Obama talked of his personal relationship with his former presidential campaign adversary, noting how they would have private one-on-one conversations in the White House oval office where they would talk politics, family, and share laughs and disagreements.

“Our disagreements didn’t go away during these private conversations,” Obama said. “They were real and often deep. But we enjoyed the time we shared away from the bright lights and learned from each other.” Obama said the discussions proved to him, “We were on the same page page when all was said and done. We never doubted we were on the same team.”

Obama called McCain at the top of his speech, “A warrior, a statesman, a patriot who embodied so much that is best in America.”  Obama also noted McCain’s famous temper, his blunt assessments of Obama’s perceived mistakes, “his irreverence, his sense of humor, his mischievous streak, a largeness of spirit, an ability to see past differences and find common ground.”

“I have a reputation of keeping cool – John, not so much. John never hesitated to tell me when he thought I was screwing up, which, by his calculation, was once a day,” Obama joked.

Obama then quoted one of McCain’s favorite books, Ernest Hemingway’s For Whom The Bell Tolls, noting, “Today is only one day in all the days that will ever be. But what will happen in all the other days that ever come can depend on what you do today.”

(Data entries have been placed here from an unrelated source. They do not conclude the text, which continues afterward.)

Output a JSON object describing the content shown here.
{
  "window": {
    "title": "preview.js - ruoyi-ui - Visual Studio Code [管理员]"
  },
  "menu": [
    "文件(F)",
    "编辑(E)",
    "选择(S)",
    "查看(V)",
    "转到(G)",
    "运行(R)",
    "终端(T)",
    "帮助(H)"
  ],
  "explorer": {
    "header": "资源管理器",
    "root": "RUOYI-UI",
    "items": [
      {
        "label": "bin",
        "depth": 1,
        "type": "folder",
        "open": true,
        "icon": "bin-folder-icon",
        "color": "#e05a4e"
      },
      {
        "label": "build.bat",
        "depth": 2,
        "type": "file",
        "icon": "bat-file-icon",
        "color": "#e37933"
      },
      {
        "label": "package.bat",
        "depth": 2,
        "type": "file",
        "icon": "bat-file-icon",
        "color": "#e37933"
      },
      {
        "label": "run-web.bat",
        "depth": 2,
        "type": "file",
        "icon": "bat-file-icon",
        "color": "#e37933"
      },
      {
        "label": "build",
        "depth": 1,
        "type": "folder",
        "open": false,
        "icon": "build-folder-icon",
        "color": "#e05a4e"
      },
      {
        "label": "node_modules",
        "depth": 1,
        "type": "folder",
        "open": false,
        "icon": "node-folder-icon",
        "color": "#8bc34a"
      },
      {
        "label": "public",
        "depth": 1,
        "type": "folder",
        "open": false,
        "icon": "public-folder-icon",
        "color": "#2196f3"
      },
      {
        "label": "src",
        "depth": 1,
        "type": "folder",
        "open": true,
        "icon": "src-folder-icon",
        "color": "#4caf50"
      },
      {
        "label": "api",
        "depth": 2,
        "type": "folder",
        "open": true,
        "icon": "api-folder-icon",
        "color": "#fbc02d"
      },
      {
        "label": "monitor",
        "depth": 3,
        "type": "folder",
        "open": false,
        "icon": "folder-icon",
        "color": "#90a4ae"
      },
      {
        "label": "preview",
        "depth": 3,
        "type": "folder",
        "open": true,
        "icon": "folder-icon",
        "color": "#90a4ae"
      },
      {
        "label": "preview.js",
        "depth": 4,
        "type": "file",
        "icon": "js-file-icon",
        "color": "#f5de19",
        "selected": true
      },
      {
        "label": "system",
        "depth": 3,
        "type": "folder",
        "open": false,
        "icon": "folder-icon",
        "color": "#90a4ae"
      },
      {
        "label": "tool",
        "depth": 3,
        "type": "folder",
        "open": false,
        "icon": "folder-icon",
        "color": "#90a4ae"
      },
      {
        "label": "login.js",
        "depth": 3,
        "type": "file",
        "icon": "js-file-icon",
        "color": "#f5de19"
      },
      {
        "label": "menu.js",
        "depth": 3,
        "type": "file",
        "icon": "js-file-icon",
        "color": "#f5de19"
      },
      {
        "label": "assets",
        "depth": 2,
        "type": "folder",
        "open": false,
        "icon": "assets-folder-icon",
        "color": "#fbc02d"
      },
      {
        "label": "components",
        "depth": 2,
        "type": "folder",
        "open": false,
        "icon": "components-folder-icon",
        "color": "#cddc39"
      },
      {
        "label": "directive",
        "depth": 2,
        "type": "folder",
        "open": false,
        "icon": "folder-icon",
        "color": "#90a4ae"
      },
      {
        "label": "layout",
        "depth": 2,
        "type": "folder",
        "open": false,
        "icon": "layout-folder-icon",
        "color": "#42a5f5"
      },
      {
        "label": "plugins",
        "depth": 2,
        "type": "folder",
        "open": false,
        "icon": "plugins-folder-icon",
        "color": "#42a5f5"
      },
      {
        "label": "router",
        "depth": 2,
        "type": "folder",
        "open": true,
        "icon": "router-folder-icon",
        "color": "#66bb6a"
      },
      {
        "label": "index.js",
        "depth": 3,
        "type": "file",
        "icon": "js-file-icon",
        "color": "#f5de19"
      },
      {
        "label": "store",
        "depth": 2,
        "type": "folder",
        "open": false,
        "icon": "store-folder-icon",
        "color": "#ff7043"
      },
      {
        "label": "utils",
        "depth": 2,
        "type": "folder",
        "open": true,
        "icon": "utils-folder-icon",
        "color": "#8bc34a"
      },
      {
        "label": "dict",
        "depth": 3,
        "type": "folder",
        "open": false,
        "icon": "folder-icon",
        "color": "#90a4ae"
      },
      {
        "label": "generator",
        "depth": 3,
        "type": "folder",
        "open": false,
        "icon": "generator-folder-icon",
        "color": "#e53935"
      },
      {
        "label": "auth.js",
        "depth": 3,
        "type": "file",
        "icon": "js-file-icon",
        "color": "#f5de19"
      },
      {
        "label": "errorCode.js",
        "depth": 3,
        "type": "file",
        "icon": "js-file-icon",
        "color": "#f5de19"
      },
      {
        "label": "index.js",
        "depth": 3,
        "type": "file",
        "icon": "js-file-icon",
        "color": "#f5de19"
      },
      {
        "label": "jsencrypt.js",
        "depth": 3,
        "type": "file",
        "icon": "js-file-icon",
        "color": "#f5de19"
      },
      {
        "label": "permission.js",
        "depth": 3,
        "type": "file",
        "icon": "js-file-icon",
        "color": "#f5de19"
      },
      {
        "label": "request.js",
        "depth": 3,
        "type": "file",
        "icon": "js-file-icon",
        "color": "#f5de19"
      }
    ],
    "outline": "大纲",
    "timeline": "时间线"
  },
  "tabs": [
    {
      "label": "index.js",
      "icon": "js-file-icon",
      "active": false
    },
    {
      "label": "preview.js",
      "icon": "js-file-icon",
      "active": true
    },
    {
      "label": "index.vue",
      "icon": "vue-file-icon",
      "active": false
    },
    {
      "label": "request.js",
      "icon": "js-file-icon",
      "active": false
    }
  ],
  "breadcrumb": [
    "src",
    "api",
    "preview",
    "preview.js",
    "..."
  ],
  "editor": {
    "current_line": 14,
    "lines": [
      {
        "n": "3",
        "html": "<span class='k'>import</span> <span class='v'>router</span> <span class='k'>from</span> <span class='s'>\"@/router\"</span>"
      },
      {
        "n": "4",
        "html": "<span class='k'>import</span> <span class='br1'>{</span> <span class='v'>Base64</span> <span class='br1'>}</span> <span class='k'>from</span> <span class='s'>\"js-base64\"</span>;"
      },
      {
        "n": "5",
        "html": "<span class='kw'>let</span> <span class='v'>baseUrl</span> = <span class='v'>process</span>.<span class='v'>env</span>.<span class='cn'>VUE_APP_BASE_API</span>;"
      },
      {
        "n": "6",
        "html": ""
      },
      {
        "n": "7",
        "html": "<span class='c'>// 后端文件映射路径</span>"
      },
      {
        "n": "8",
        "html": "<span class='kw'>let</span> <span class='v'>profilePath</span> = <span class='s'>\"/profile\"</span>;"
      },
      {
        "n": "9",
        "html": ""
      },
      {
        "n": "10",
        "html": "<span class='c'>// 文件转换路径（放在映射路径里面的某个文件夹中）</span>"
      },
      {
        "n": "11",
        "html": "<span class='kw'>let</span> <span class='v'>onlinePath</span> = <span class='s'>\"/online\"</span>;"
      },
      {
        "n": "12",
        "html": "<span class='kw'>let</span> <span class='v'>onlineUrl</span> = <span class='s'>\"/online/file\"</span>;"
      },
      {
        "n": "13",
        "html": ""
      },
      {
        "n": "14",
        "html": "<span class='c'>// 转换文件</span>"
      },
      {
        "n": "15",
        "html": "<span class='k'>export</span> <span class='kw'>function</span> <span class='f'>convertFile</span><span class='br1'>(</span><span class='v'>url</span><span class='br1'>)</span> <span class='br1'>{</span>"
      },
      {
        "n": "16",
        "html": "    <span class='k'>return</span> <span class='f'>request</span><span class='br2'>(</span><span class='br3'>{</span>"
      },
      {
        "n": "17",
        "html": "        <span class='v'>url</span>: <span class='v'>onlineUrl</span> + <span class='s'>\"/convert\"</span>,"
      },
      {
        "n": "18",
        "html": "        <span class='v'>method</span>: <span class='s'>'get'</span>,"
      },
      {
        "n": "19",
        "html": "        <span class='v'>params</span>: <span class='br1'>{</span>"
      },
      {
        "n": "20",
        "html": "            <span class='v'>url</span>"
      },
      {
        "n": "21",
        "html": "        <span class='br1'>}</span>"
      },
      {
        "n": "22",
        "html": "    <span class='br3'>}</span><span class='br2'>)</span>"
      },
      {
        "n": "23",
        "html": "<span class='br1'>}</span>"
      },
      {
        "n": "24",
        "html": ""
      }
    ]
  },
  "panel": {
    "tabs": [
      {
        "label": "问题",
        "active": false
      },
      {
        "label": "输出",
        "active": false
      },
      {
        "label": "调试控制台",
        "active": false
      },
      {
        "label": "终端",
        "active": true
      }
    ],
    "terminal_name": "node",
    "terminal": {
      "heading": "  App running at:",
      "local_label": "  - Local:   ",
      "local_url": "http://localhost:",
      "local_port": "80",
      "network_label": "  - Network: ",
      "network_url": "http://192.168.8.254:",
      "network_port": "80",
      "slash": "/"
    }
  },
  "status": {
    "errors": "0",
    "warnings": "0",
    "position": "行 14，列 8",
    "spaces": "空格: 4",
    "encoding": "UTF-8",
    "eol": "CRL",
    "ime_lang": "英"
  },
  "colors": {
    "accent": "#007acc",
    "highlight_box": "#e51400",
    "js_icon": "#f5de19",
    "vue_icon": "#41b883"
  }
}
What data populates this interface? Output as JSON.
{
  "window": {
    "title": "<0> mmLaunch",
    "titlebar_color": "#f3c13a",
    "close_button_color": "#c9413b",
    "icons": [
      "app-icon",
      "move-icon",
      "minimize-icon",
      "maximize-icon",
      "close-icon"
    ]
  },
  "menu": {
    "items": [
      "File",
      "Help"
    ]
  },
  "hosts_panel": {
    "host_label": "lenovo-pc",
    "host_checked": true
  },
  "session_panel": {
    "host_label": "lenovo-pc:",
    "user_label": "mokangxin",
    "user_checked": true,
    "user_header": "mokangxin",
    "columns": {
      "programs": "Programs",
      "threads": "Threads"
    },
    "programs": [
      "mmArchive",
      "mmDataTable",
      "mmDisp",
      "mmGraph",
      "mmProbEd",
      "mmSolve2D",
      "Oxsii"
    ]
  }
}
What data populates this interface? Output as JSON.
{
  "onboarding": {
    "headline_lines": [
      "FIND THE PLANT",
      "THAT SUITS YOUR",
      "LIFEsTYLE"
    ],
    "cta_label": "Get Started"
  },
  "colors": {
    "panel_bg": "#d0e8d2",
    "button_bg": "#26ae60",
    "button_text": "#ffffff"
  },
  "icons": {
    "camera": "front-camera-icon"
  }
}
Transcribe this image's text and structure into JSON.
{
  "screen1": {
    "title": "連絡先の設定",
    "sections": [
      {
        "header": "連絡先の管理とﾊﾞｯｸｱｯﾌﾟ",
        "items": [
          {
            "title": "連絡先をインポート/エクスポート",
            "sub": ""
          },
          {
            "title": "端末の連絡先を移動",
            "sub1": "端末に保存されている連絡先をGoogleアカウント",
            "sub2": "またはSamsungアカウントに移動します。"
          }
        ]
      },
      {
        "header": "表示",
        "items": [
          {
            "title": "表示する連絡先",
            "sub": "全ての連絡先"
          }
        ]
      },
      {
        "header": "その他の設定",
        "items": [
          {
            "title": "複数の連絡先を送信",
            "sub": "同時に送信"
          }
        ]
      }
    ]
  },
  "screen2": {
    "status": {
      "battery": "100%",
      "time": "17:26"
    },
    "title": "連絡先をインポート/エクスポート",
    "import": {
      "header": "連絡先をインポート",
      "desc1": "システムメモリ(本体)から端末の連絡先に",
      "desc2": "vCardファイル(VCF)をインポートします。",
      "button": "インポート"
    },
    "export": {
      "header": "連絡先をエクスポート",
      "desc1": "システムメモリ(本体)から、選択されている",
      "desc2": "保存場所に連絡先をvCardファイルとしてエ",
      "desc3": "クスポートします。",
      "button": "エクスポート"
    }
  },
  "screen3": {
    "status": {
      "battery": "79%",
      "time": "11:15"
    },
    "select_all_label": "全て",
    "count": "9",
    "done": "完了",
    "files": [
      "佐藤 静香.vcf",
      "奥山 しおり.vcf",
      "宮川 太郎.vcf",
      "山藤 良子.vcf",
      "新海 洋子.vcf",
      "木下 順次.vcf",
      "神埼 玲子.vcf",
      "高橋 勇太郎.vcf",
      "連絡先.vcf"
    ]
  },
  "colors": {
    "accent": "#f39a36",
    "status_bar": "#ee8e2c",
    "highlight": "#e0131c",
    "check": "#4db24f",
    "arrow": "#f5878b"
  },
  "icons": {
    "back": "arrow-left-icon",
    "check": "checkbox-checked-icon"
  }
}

“Much has been said this week about what a maverick John was,” Obama said. “Trust me, I was on the receiving end of some of those votes. But he did understand that some principles transcend politics. He considered it part of his duty to uphold those values.” He added: “That’s why he bucked his party.”